Statement on Calais and Macedonia
Baptist leaders have expressed alarm and dismay at the recent news stories of the treatment of refugees and migrants on European borders. The news that Macedonian authorities have responded with tear gas to a breakthrough at their border with Greece is echoed in scenes from the camp in Calais where people are being cleared from their makeshift homes in what has come to be known as 'The Jungle'.
Representatives of the Baptist Community in the UK have visited the Calais camp on several occasions and been involved in active peacemaking strategies. Describing this week’s events, Baptist minister Juliet Kilpin, a regular visitor to the Calais camp, reflected:
My friends are being tear gassed and targeted with rubber bullets on our own border. Children are in hospital suffering effects of tear gas and fires started by the sparks from tear gas canisters. Desperate people who have already fled war and persecution are threatening to harm themselves as they defend their flimsy wooden shacks from bulldozers. Unaccompanied children are in danger of being dispersed and exposed to far greater risks than exist in the camp. It is important that the British people recognise the full picture and do not simply absorb narratives that exasperate the situation, scapegoating those who are living in limbo, defending the only life and home that they currently have.
Although alternative accommodation is being offered, communication is confusing and many residents are not going there because they are afraid – the same people ordering them to move are also tear-gassing them! People are walking out of the camp with nothing, leaving behind the little humanitarian support they were receiving, mostly from British volunteers ashamed at Britain’s inadequate response to the migrant crisis.
Baptists Churches and leaders in the UK have been expressing concern about the growing crisis for some time. As well as making regular visits to the Calais camp, many local churches are working ecumenically to provide welcome and support for those refugees who do arrive, and also to campaign for a more just and humanitarian response.

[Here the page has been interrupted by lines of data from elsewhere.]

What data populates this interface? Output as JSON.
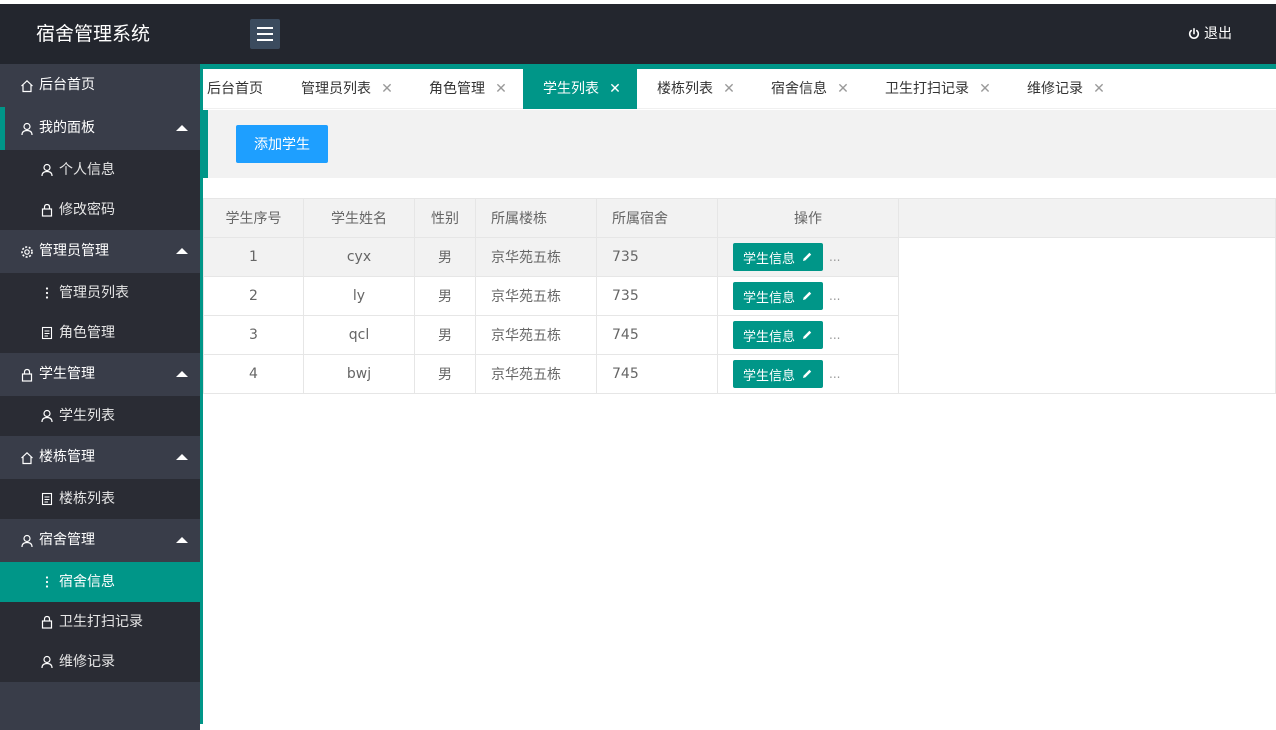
{
  "app": {
    "title": "宿舍管理系统",
    "logout_label": "退出"
  },
  "sidebar": {
    "home": "后台首页",
    "groups": [
      {
        "label": "我的面板",
        "items": [
          "个人信息",
          "修改密码"
        ]
      },
      {
        "label": "管理员管理",
        "items": [
          "管理员列表",
          "角色管理"
        ]
      },
      {
        "label": "学生管理",
        "items": [
          "学生列表"
        ]
      },
      {
        "label": "楼栋管理",
        "items": [
          "楼栋列表"
        ]
      },
      {
        "label": "宿舍管理",
        "items": [
          "宿舍信息",
          "卫生打扫记录",
          "维修记录"
        ]
      }
    ],
    "selected_item": "宿舍信息"
  },
  "tabs": [
    "后台首页",
    "管理员列表",
    "角色管理",
    "学生列表",
    "楼栋列表",
    "宿舍信息",
    "卫生打扫记录",
    "维修记录"
  ],
  "active_tab": "学生列表",
  "toolbar": {
    "add_label": "添加学生"
  },
  "table": {
    "headers": [
      "学生序号",
      "学生姓名",
      "性别",
      "所属楼栋",
      "所属宿舍",
      "操作"
    ],
    "rows": [
      {
        "num": "1",
        "name": "cyx",
        "sex": "男",
        "building": "京华苑五栋",
        "room": "735"
      },
      {
        "num": "2",
        "name": "ly",
        "sex": "男",
        "building": "京华苑五栋",
        "room": "735"
      },
      {
        "num": "3",
        "name": "qcl",
        "sex": "男",
        "building": "京华苑五栋",
        "room": "745"
      },
      {
        "num": "4",
        "name": "bwj",
        "sex": "男",
        "building": "京华苑五栋",
        "room": "745"
      }
    ],
    "action_label": "学生信息",
    "more_label": "..."
  },
  "colors": {
    "topbar": "#23262e",
    "sidebar": "#393d49",
    "accent": "#009688",
    "button_blue": "#1e9fff"
  }
}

Baptists are also part of the National Refugee Welcome Board working with Citizens UK to campaign for safe and legal routes of access to the UK for the needy and vulnerable.
Phil Jump, one of the Baptist representatives to the Citizens UK resettlement board, comments. “Along with Citizens UK we call upon the British government to do three things:
To create an expedited process for the implementation of Dublin III’s family reunion provisions so that all minors who are currently residing in the camps in Calais and Dunkirk with family connections in the UK are able to reunite with their loved ones with immediate effect.
To ensure that those minors who have no legal right to come to the UK are protected and supported within France and that the French child protection process is also expedited to afford them the protection they are entitled to.
To persuade the French authorities that the decision to destroy further parts of the camp in Calais is postponed until all the minors currently residing there are either given child protection within the French system or enabled to reunite with their loved ones in Britain.
Commenting on the situation, Baptist Union General Secretary Lynn Green said:
While we do not underestimate the complexities of the current migration crisis, we cannot remain silent when children, the elderly and other vulnerable people are being harmed and overcome by tear gas on the borders of a community of which we are a part. It is clear that our political leaders need to work for a just and co-ordinated response to those who are simply seeking refuge from conflict, violence and inhumanity in the places from which they have come.
Our Union is a community of more than 2000 churches supported by staff in thirteen regional associations and three specialist teams based in Didcot, Oxfordshire. Our six Baptist Colleges prepare men and women for ministry and offer ongoing development and training.